  • It is possible to keep a design confidential for up to 30 months by deferring publication.

The International Design System

The International Design System is based on the the Hague Agreement, which is an international registration system which offers the possibility of obtaining protection for industrial designs in a number of States and/or intergovernmental organizations (both referred to as “Contracting Parties”) by means of a single international application filed with the International Bureau of the World Intellectual Property Organization (WIPO). It provides a practical business solution for registering up to 100 designs in over 65 territories through filing one single international application. The possibility of filing an international application under the Hague Agreement is not open to everyone. To be entitled to file such an application, an applicant must satisfy one, at least, of the following conditions: (a) be a national of a Contracting Party or a member State of an intergovernmental organization which is a Contracting Party, such as the European Union or the African Intellectual Property Organization, or (b) have a domicile in the territory of a Contracting Party, or (c) have a real and effective industrial or commercial establishment in the territory of a Contracting Party.

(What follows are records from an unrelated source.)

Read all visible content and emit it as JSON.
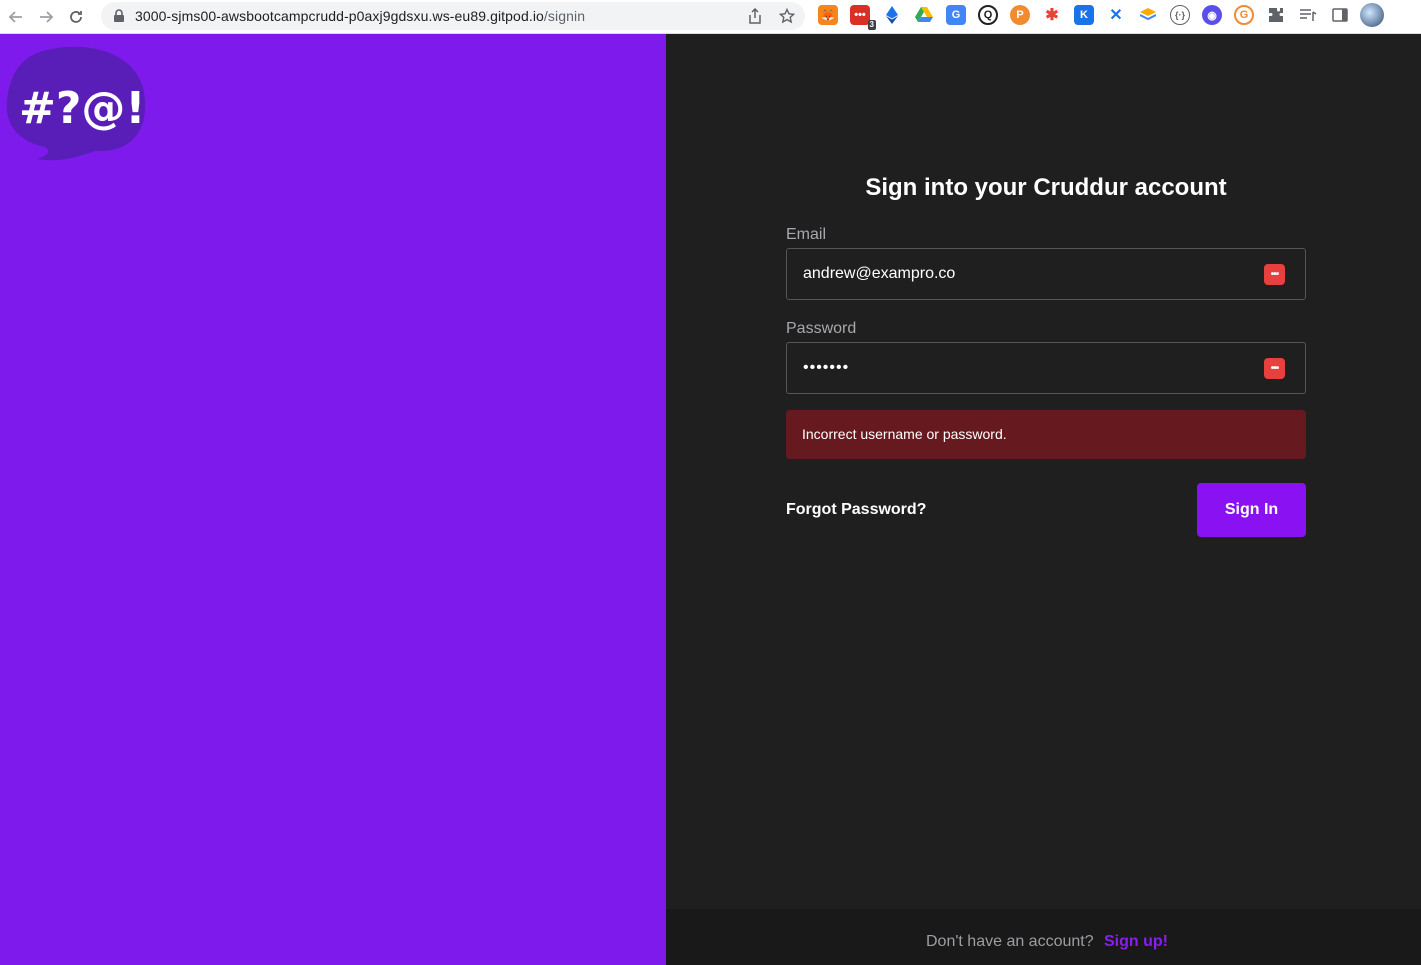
{
  "browser": {
    "url_host": "3000-sjms00-awsbootcampcrudd-p0axj9gdsxu.ws-eu89.gitpod.io",
    "url_path": "/signin",
    "extension_badge": "3",
    "icons": [
      "back-arrow-icon",
      "forward-arrow-icon",
      "reload-icon",
      "lock-icon",
      "share-icon",
      "bookmark-star-icon",
      "extensions-puzzle-icon",
      "reading-list-icon",
      "side-panel-icon",
      "profile-avatar"
    ]
  },
  "logo": {
    "symbol_text": "#?@!"
  },
  "signin": {
    "title": "Sign into your Cruddur account",
    "email_label": "Email",
    "email_value": "andrew@exampro.co",
    "password_label": "Password",
    "password_value": "•••••••",
    "error_message": "Incorrect username or password.",
    "forgot_label": "Forgot Password?",
    "submit_label": "Sign In"
  },
  "footer": {
    "prompt": "Don't have an account?",
    "signup_label": "Sign up!"
  },
  "colors": {
    "brand_purple": "#7f1aed",
    "button_purple": "#8a12f2",
    "dark_bg": "#1f1f20",
    "error_bg": "#661a1f",
    "password_manager_red": "#e8403e"
  }
}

  • It enables design owners from a Contracting Party to obtain protection for their designs with a minimum of formalities and expense. They are relieved of the need to make a separate national application in each of the Contracting Parties in which they seek protection, thus avoiding the complications arising from procedures and languages which differ from one State to another.
  • It avoids the need for constant monitoring of the deadline for renewal of a whole series of national registrations, varying from one State to the other. In addition, it avoids the need to pay a series of fees in various currencies.
  • The same result can be obtained by means of a single international registration, made in one language, on payment of a single set of fees, in one currency and with one Office (the International Bureau of WIPO).
  • Moreover, by having a single international registration with effect in several Contracting Parties, the subsequent management of the international registration is considerably facilitated.